== Segment start ==
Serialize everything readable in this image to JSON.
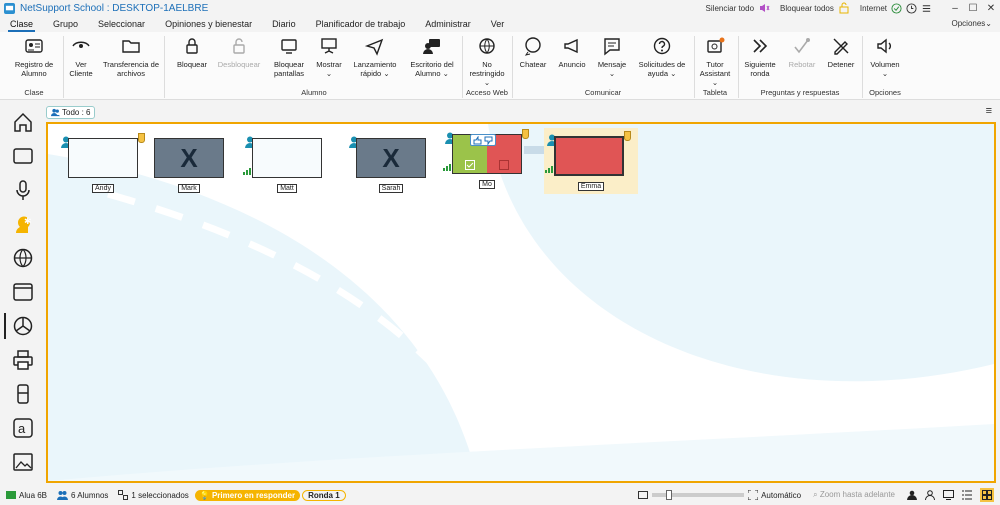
{
  "window": {
    "title": "NetSupport School : DESKTOP-1AELBRE"
  },
  "titlebar": {
    "mute_all": "Silenciar todo",
    "lock_all": "Bloquear todos",
    "internet": "Internet"
  },
  "menu": {
    "items": [
      "Clase",
      "Grupo",
      "Seleccionar",
      "Opiniones y bienestar",
      "Diario",
      "Planificador de trabajo",
      "Administrar",
      "Ver"
    ],
    "options": "Opciones"
  },
  "ribbon": {
    "buttons": {
      "registro": "Registro de Alumno",
      "ver_cliente": "Ver Cliente",
      "transferencia": "Transferencia de archivos",
      "bloquear": "Bloquear",
      "desbloquear": "Desbloquear",
      "bloquear_pantallas": "Bloquear pantallas",
      "mostrar": "Mostrar",
      "lanzamiento": "Lanzamiento rápido",
      "escritorio": "Escritorio del Alumno",
      "no_restringido": "No restringido",
      "chatear": "Chatear",
      "anuncio": "Anuncio",
      "mensaje": "Mensaje",
      "solicitudes": "Solicitudes de ayuda",
      "tutor": "Tutor Assistant",
      "siguiente": "Siguiente ronda",
      "rebotar": "Rebotar",
      "detener": "Detener",
      "volumen": "Volumen"
    },
    "groups": {
      "clase": "Clase",
      "alumno": "Alumno",
      "acceso_web": "Acceso Web",
      "comunicar": "Comunicar",
      "tableta": "Tableta",
      "preguntas": "Preguntas y respuestas",
      "opciones": "Opciones"
    }
  },
  "subbar": {
    "todo_chip": "Todo : 6"
  },
  "students": [
    {
      "name": "Andy",
      "state": "on"
    },
    {
      "name": "Mark",
      "state": "off"
    },
    {
      "name": "Matt",
      "state": "on"
    },
    {
      "name": "Sarah",
      "state": "off"
    },
    {
      "name": "Mo",
      "state": "quiz"
    },
    {
      "name": "Emma",
      "state": "selected"
    }
  ],
  "statusbar": {
    "room": "Alua 6B",
    "students": "6 Alumnos",
    "selected": "1 seleccionados",
    "first_to_answer": "Primero en responder",
    "round": "Ronda 1",
    "zoom_mode": "Automático",
    "zoom_fit": "Zoom hasta adelante"
  },
  "colors": {
    "accent": "#1c6fb8",
    "canvas_border": "#f0a500",
    "answer_red": "#e05555",
    "answer_green": "#9bc34a"
  }
}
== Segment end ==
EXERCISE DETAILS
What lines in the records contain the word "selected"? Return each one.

WRITTEN ANSWER
      "state": "selected"
    "selected": "1 seleccionados",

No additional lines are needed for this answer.